While a 25 basis point (bp) hike is seen as the most likely outcome of the Reserve Bank’s February board meeting, the Commonwealth Bank has argued that there is a “non-trivial chance” that the central bank may elect to raise rates by 40 bp.
For this month, CBA has put the odds of a 25 bp rate hike at 65 per cent, a 40 bp hike at 25 per cent, while the likelihood of another outcome sits at 10 per cent.
The RBA previously said that it had considered a 50 bp increase, a 25 bp increase, and the possibility of keeping the rates unchanged at its final meeting of 2022. This marked the first time since the current tightening cycle began in May last year that a pause was said to have been under consideration.
“We expect the board will once again debate the three options they considered in December. And our base case is that they hike the cash rate by 25 bp,” explained CBA head of Australian economics Gareth Aird.
“But we think the case to raise the cash rate by 40 bp to a conventional metric of 3.50 per cent, coupled with a stated intention to hold the policy rate steady over the period ahead will be on the table.”
Under this potential scenario, Mr Aird said that keeping policy on hold would be conditional on economic developments evolving broadly in line with the RBA’s updated forecasts. These are set to be previewed in governor Philip Lowe’s post-meeting statement on Tuesday before the full details are released in the RBA’s next statement on monetary policy.
According to CBA, RBA is largely expected to keep its inflation forecasts unchanged, while its expectations for GDP are predicted to be downwardly revised.
Mr Aird noted that the RBA has not given consideration to a 40 bp hike since May last year, when it eventually pivoted to a 25 bp increase to the cash rate.
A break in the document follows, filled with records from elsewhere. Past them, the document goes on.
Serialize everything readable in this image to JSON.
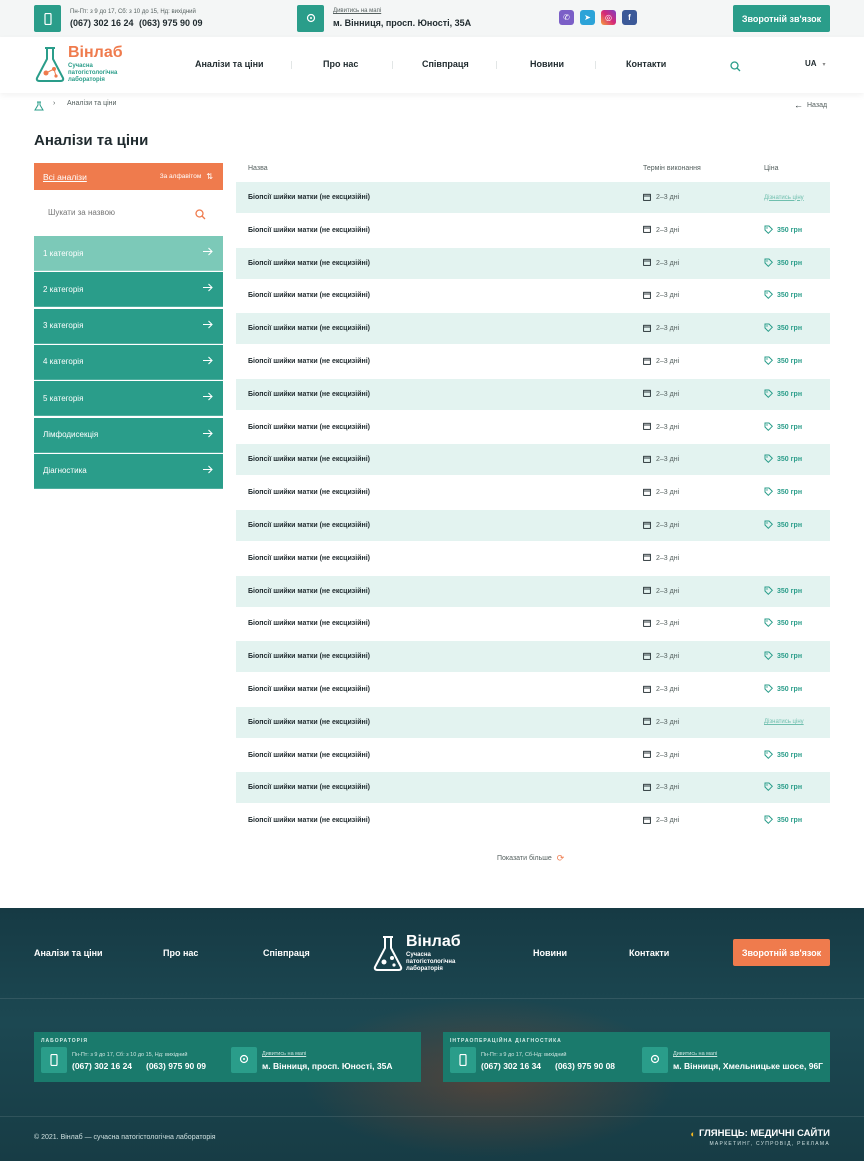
{
  "topbar": {
    "hours": "Пн-Пт: з 9 до 17, Сб: з 10 до 15, Нд: вихідний",
    "phone1": "(067) 302 16 24",
    "phone2": "(063) 975 90 09",
    "map_link": "Дивитись на мапі",
    "address": "м. Вінниця, просп. Юності, 35А",
    "callback_button": "Зворотній зв'язок",
    "social": [
      "viber",
      "telegram",
      "instagram",
      "facebook"
    ]
  },
  "header": {
    "logo_title": "Вінлаб",
    "logo_subtitle": "Сучасна патогістологічна лабораторія",
    "nav": [
      "Аналізи та ціни",
      "Про нас",
      "Співпраця",
      "Новини",
      "Контакти"
    ],
    "lang": "UA"
  },
  "breadcrumbs": {
    "current": "Аналізи та ціни",
    "back": "Назад"
  },
  "page_title": "Аналізи та ціни",
  "sidebar": {
    "all_label": "Всі аналізи",
    "sort_label": "За алфавітом",
    "search_placeholder": "Шукати за назвою",
    "categories": [
      "1 категорія",
      "2 категорія",
      "3 категорія",
      "4 категорія",
      "5 категорія",
      "Лімфодисекція",
      "Діагностика"
    ]
  },
  "table": {
    "headers": {
      "name": "Назва",
      "term": "Термін виконання",
      "price": "Ціна"
    },
    "rows": [
      {
        "name": "Біопсії шийки матки (не ексцизійні)",
        "term": "2–3 дні",
        "price": "Дізнатись ціну",
        "type": "link"
      },
      {
        "name": "Біопсії шийки матки (не ексцизійні)",
        "term": "2–3 дні",
        "price": "350 грн",
        "type": "price"
      },
      {
        "name": "Біопсії шийки матки (не ексцизійні)",
        "term": "2–3 дні",
        "price": "350 грн",
        "type": "price"
      },
      {
        "name": "Біопсії шийки матки (не ексцизійні)",
        "term": "2–3 дні",
        "price": "350 грн",
        "type": "price"
      },
      {
        "name": "Біопсії шийки матки (не ексцизійні)",
        "term": "2–3 дні",
        "price": "350 грн",
        "type": "price"
      },
      {
        "name": "Біопсії шийки матки (не ексцизійні)",
        "term": "2–3 дні",
        "price": "350 грн",
        "type": "price"
      },
      {
        "name": "Біопсії шийки матки (не ексцизійні)",
        "term": "2–3 дні",
        "price": "350 грн",
        "type": "price"
      },
      {
        "name": "Біопсії шийки матки (не ексцизійні)",
        "term": "2–3 дні",
        "price": "350 грн",
        "type": "price"
      },
      {
        "name": "Біопсії шийки матки (не ексцизійні)",
        "term": "2–3 дні",
        "price": "350 грн",
        "type": "price"
      },
      {
        "name": "Біопсії шийки матки (не ексцизійні)",
        "term": "2–3 дні",
        "price": "350 грн",
        "type": "price"
      },
      {
        "name": "Біопсії шийки матки (не ексцизійні)",
        "term": "2–3 дні",
        "price": "350 грн",
        "type": "price"
      },
      {
        "name": "Біопсії шийки матки (не ексцизійні)",
        "term": "2–3 дні",
        "price": "",
        "type": "none"
      },
      {
        "name": "Біопсії шийки матки (не ексцизійні)",
        "term": "2–3 дні",
        "price": "350 грн",
        "type": "price"
      },
      {
        "name": "Біопсії шийки матки (не ексцизійні)",
        "term": "2–3 дні",
        "price": "350 грн",
        "type": "price"
      },
      {
        "name": "Біопсії шийки матки (не ексцизійні)",
        "term": "2–3 дні",
        "price": "350 грн",
        "type": "price"
      },
      {
        "name": "Біопсії шийки матки (не ексцизійні)",
        "term": "2–3 дні",
        "price": "350 грн",
        "type": "price"
      },
      {
        "name": "Біопсії шийки матки (не ексцизійні)",
        "term": "2–3 дні",
        "price": "Дізнатись ціну",
        "type": "link"
      },
      {
        "name": "Біопсії шийки матки (не ексцизійні)",
        "term": "2–3 дні",
        "price": "350 грн",
        "type": "price"
      },
      {
        "name": "Біопсії шийки матки (не ексцизійні)",
        "term": "2–3 дні",
        "price": "350 грн",
        "type": "price"
      },
      {
        "name": "Біопсії шийки матки (не ексцизійні)",
        "term": "2–3 дні",
        "price": "350 грн",
        "type": "price"
      }
    ],
    "show_more": "Показати більше"
  },
  "footer": {
    "nav_left": [
      "Аналізи та ціни",
      "Про нас",
      "Співпраця"
    ],
    "nav_right": [
      "Новини",
      "Контакти"
    ],
    "logo_title": "Вінлаб",
    "logo_subtitle": "Сучасна патогістологічна лабораторія",
    "callback_button": "Зворотній зв'язок",
    "lab": {
      "label": "ЛАБОРАТОРІЯ",
      "hours": "Пн-Пт: з 9 до 17, Сб: з 10 до 15, Нд: вихідний",
      "phone1": "(067) 302 16 24",
      "phone2": "(063) 975 90 09",
      "map_link": "Дивитись на мапі",
      "address": "м. Вінниця, просп. Юності, 35А"
    },
    "intra": {
      "label": "ІНТРАОПЕРАЦІЙНА ДІАГНОСТИКА",
      "hours": "Пн-Пт: з 9 до 17, Сб-Нд: вихідний",
      "phone1": "(067) 302 16 34",
      "phone2": "(063) 975 90 08",
      "map_link": "Дивитись на мапі",
      "address": "м. Вінниця, Хмельницьке шосе, 96Г"
    },
    "copyright": "© 2021. Вінлаб — сучасна патогістологічна лабораторія",
    "dev_brand": "ГЛЯНЕЦЬ: МЕДИЧНІ САЙТИ",
    "dev_tagline": "МАРКЕТИНГ, СУПРОВІД, РЕКЛАМА"
  },
  "colors": {
    "teal": "#2a9d8a",
    "teal_light": "#7cc9b8",
    "orange": "#ef7b4d",
    "row_alt": "#e3f3f0",
    "footer_bg": "#1c4852"
  }
}
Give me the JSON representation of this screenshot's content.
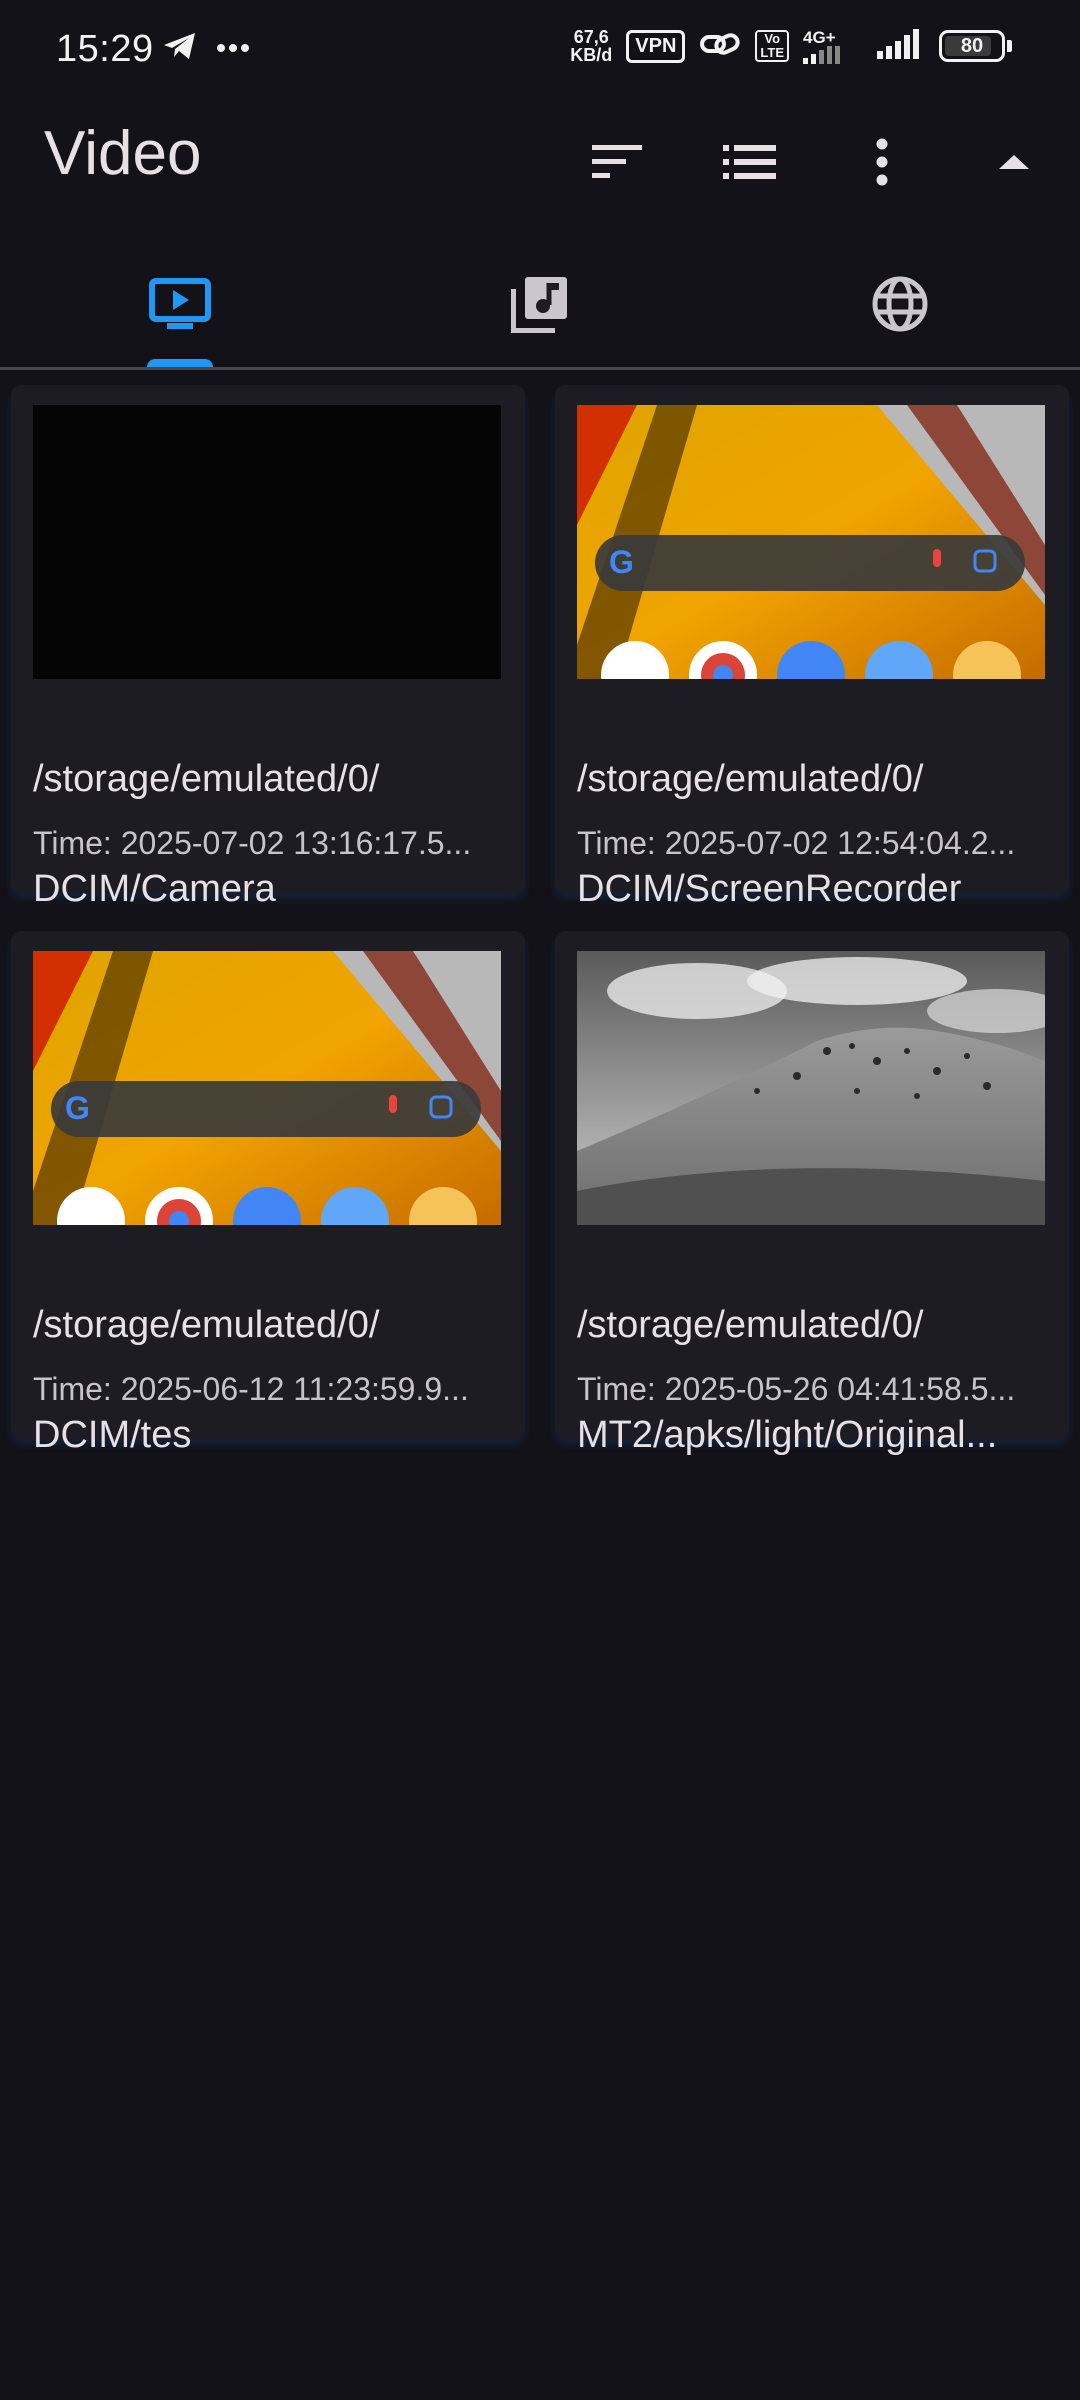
{
  "status_bar": {
    "time": "15:29",
    "speed_value": "67,6",
    "speed_unit": "KB/d",
    "vpn": "VPN",
    "volte_top": "Vo",
    "volte_bottom": "LTE",
    "network": "4G+",
    "battery": "80",
    "icons": [
      "telegram-icon",
      "more-dots-icon",
      "link-icon",
      "signal-icon"
    ]
  },
  "app_bar": {
    "title": "Video",
    "actions": [
      "sort-icon",
      "list-view-icon",
      "more-vert-icon",
      "collapse-arrow-icon"
    ]
  },
  "tabs": [
    {
      "icon": "video-tab-icon",
      "active": true
    },
    {
      "icon": "music-library-icon",
      "active": false
    },
    {
      "icon": "globe-icon",
      "active": false
    }
  ],
  "colors": {
    "background": "#131218",
    "card": "#1d1c22",
    "accent": "#2196f3"
  },
  "videos": [
    {
      "line1": "/storage/emulated/0/",
      "line2": "DCIM/Camera",
      "time": "Time: 2025-07-02 13:16:17.5...",
      "thumb": "black"
    },
    {
      "line1": "/storage/emulated/0/",
      "line2": "DCIM/ScreenRecorder",
      "time": "Time: 2025-07-02 12:54:04.2...",
      "thumb": "homescreen"
    },
    {
      "line1": "/storage/emulated/0/",
      "line2": "DCIM/tes",
      "time": "Time: 2025-06-12 11:23:59.9...",
      "thumb": "homescreen"
    },
    {
      "line1": "/storage/emulated/0/",
      "line2": "MT2/apks/light/Original...",
      "time": "Time: 2025-05-26 04:41:58.5...",
      "thumb": "landscape"
    }
  ]
}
Since then, he said, the central bank has demonstrated a preference for moving in increments of 25 bps or 50 bps.
“But this has been in the context of an unbroken series of rate hikes at each board meeting since the tightening cycle started,” Mr Aird added.
“If the RBA is willing to pause in their tightening cycle there is merit in restoring the cash rate to a conventional metric prior to doing so. The board is clearly cognisant that a 40 bp rate hike would take the cash rate target to a more orthodox number. There is no other reason to have picked 40 bp as an option for the May 2022 rate hike.”
However, if the RBA does lift the cash rate by 25 bps, aligning with CBA’s central scenario and the expectations of a majority of economists, Mr Aird said that a stated intention to pause would be unlikely.
“Rather they are likely to reiterate that they are not on a pre-set path whilst retaining a hiking bias. But this does not preclude a pause at the March board meeting,” he added.
Jon Bragg is a journalist for Momentum Media's Investor Daily, nestegg and ifa. He enjoys writing about a wide variety of financial topics and issues and exploring the many implications they have on all aspects of life.